Books that complement this text include the vast quantity of actual footage available on the internet about Soriano and his burros, Alpha and Beto. Books about traveling librarians include That Book Woman by Heather Henson and illustrated by David Small (2008), and Down Shin Cut Creek: The Pack Horse Librarians of Kentucky by Kathi Appelt and Jeanne Cannella Schmitzer (2019). Another picturebook about Luis Soriano is Waiting for the Biblioburro by Monica Brown and illustrated by John Parra (2011). Then there is My Librarian is a Camel: How Books are Brought to Children around the World by Margriet Ruurs (2005). Books about reading and the love of language include Book by George Ella Lyon and Peter Catalanotto (1999); The Word Collector by Peter H. Reynolds (2018); The Right Word: Roget and His Thesaurus by Jen Bryant and Melissa Sweet (2014); and, the older but poignant, More Than Anything Else by Marie Bradby and Chris Soentpiet (1995). For older readers who want to read more about the traveling librarians under Roosevelt’s Pack Horse Program in Kentucky and stories connected to its legacy throughout the 20th century, there is The Book Woman of Troublesome Creek by Kim Michele Richardson (2019) or Jojo Moyes’ (2019) The Giver of Stars.
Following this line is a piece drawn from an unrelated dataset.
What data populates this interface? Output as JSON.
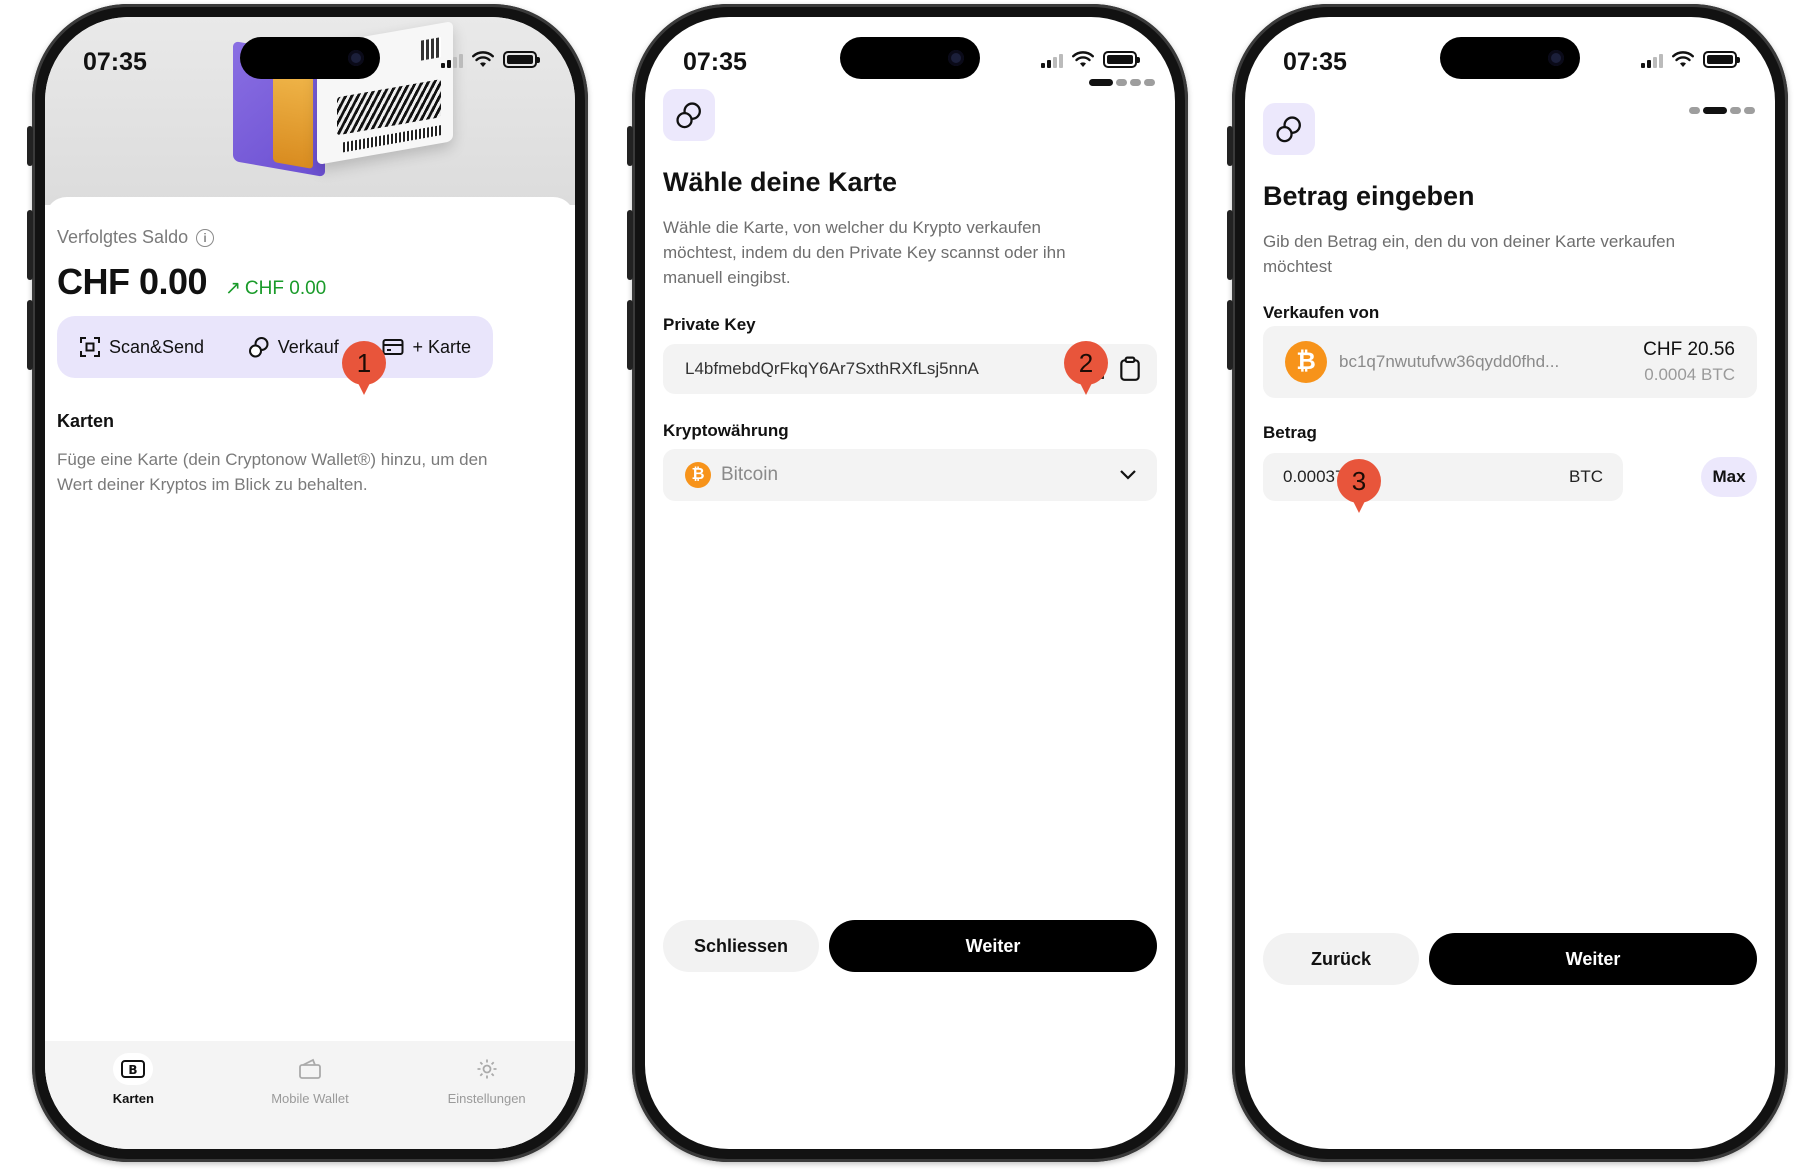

Other books about writers and other librarians such as The Librarian of Basra: A True Story of Iraq also by Jeanette Winter (2005) and The Librarian of Auschwitz by Antonio Iturbe and translated by Lilit Thwaites (2017) would add to a unit on reading, the love of language, and those willing to live their beliefs in reading and literacy.

Author Jeanette Winter lives in New York City and has written over a dozen books for young readers. She won the Jane Addams Award for Books for Young Readers. Many of her books are biographies that include not only Biblioburro, but Nasreen’s Secret School (2009), My Name is Georgia (1998) and Malala, a Brave Girl from Pakistan (2014). Her books often celebrate the courage of girls and women who dare to defy the status quo.

Holly Johnson, University of Cincinnati

WOW Review, Volume XII, Issue 3 by World of Words is licensed under a Creative Commons Attribution-NonCommercial-ShareAlike 4.0 International License. Based on work at